Dataset content:

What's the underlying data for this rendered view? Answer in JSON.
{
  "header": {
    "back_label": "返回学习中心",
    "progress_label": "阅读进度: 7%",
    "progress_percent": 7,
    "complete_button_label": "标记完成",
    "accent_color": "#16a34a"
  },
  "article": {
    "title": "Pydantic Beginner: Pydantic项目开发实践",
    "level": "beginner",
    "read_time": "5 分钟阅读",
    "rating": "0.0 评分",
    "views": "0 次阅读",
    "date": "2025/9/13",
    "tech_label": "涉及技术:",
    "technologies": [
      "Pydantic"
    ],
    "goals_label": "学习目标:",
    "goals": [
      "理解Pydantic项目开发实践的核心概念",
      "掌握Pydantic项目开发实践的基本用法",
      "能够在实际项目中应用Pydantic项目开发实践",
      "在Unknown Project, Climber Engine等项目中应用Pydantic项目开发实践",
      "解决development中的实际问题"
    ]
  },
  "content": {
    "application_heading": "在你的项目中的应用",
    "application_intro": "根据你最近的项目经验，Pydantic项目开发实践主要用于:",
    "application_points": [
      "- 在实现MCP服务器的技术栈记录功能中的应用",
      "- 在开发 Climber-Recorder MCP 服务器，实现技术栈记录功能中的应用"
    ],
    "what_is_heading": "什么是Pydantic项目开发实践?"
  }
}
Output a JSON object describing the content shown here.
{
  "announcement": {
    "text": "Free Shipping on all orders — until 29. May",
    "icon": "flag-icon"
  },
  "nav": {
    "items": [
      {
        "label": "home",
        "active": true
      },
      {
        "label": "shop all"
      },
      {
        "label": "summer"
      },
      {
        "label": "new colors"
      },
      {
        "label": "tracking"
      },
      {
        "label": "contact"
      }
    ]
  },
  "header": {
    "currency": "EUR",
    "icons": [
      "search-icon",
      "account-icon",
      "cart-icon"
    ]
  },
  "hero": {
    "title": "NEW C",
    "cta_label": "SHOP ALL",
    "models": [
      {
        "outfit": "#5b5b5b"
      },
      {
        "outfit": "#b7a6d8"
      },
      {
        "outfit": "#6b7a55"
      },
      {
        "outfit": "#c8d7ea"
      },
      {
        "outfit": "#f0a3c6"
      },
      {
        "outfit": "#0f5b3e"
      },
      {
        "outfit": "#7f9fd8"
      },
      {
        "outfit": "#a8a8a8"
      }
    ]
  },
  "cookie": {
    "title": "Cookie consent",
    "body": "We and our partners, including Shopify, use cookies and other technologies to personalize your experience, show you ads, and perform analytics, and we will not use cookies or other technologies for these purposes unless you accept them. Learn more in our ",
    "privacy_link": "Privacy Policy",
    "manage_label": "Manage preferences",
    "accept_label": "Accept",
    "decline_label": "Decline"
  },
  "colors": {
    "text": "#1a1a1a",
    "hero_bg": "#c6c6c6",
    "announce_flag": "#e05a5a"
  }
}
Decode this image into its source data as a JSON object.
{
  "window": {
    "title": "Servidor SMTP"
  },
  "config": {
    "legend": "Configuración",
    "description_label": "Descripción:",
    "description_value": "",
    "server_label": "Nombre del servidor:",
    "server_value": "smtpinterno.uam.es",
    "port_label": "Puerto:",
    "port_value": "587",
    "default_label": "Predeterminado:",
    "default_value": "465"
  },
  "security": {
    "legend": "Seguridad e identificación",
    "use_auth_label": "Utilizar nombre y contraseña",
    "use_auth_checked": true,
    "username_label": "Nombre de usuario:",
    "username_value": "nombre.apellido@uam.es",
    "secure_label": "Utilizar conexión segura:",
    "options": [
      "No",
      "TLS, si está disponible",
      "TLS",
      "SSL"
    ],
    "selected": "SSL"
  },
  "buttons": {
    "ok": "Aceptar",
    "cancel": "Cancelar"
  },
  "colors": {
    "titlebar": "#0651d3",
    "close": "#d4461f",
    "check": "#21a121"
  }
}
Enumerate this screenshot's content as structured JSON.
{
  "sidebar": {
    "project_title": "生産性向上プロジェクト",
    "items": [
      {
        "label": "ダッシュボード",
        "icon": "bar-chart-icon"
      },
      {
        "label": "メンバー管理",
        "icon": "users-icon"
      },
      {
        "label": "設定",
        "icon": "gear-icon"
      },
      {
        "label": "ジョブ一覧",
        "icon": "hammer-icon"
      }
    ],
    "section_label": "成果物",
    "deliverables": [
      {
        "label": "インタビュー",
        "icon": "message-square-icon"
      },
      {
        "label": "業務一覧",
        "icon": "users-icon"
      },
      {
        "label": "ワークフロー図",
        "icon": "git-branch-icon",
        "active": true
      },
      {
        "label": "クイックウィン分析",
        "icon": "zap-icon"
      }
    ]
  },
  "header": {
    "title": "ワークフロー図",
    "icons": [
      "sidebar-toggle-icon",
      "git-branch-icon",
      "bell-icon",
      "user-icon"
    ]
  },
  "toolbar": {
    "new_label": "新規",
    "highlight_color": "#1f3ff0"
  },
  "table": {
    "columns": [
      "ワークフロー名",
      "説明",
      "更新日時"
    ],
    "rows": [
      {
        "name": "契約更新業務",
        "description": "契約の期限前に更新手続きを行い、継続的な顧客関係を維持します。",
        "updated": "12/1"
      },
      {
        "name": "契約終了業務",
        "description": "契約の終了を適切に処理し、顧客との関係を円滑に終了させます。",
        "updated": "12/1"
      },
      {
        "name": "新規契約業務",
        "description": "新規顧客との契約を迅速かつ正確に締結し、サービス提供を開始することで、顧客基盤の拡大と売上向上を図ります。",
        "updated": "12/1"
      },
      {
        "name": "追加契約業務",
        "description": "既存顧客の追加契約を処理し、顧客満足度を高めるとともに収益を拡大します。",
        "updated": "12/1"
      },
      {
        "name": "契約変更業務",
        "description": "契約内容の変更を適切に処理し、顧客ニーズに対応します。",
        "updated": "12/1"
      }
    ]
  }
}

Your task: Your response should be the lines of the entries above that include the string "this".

Task solution:
What's the underlying data for this rendered view? Answer in JSON.
Decode this image into its source data as a JSON object.
Enumerate this screenshot's content as structured JSON.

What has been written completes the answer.